Gallery Willow Bough Lined Curtains
Complete your home with these beautiful Morris Gallery curtains (pairs). The lined curtains come in a width of 190cm and come in three drops: 137, 182 and 228cm. 'Willow Boughs' designed in 1887 is one of William Morris' instantly recognisable patterns. Entwining stems and delicate willow leaves. With Vertical Pattern Repeat 26cm and Horizontal Pattern Repeat 31cm.
Please note that the curtains are sold as pairs and measurements given are for each curtain panel. Matching tie backs are available and sold separately. Curtain fabric is 100% cotton, lining on the lined curtains is 50/50 polycotton and comes with a pencil pleat header which is suitable for both track and poles.
The Morris Gallery Collection has been created under the watchful eye and newly licensed by The William Morris Gallery. We are proud to bring you a collection of 3 designs that have been produced to be closer to the orginal design. They are crisper detail, richer colour and have been adjusted to scale to ensure that they are as fresh and appealing as they were 120 years ago when they were first created.
William Morris is possibly known best for being heavily involved in the Arts and Crafts design movement in the 1860's which was very popular at the end of the 19th century in Britain, Australia, Canada and the USA. He was a poet, artist, designer, writer and an early advocate of socialism in Britain
William Morris' designs are still very popular today and are produced widely as home textiles, gifts and wallpapers.
Please note that the curtains are sold as pairs and measurements given are for each curtain panel. Matching tie backs are available and sold separately. Curtain fabric is 100% cotton, lining on the lined curtains is 50/50 polycotton and comes with a pencil pleat header.
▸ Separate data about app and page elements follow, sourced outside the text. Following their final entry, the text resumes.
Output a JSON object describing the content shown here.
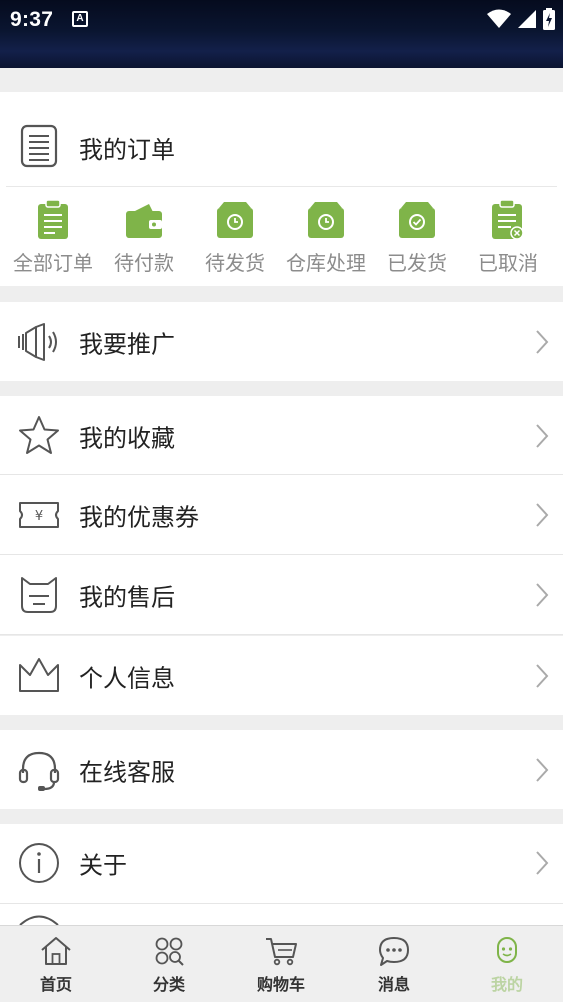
{
  "status_bar": {
    "time": "9:37",
    "notification_icon": "A"
  },
  "orders": {
    "title": "我的订单",
    "statuses": [
      {
        "label": "全部订单",
        "icon": "clipboard-list-icon"
      },
      {
        "label": "待付款",
        "icon": "wallet-icon"
      },
      {
        "label": "待发货",
        "icon": "box-clock-icon"
      },
      {
        "label": "仓库处理",
        "icon": "box-clock-icon"
      },
      {
        "label": "已发货",
        "icon": "box-check-icon"
      },
      {
        "label": "已取消",
        "icon": "clipboard-cancel-icon"
      }
    ]
  },
  "menu": {
    "promote": "我要推广",
    "favorites": "我的收藏",
    "coupons": "我的优惠券",
    "coupon_symbol": "¥",
    "after_sales": "我的售后",
    "profile": "个人信息",
    "support": "在线客服",
    "about": "关于"
  },
  "tabs": [
    {
      "label": "首页",
      "icon": "home-icon"
    },
    {
      "label": "分类",
      "icon": "category-icon"
    },
    {
      "label": "购物车",
      "icon": "cart-icon"
    },
    {
      "label": "消息",
      "icon": "message-icon"
    },
    {
      "label": "我的",
      "icon": "profile-icon"
    }
  ],
  "colors": {
    "accent_green": "#7fb449",
    "icon_gray": "#555555",
    "label_gray": "#8c8c8c"
  }
}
William Morris favoured the Willow motif and used it in some of his most famous works. If you look closely at patterns such as Lily, you can see it as a smaller background motif to the Lily itself. In 1874 the true design for Willow bough began, starting with a pattern simply named Willow. Willow was a stylised representation of willow leaves on a dark ground which later lead to the design still so popular to this day, Willow Bough. This is a far more naturalistic version of the earlier pattern, more to Morris' classic taste.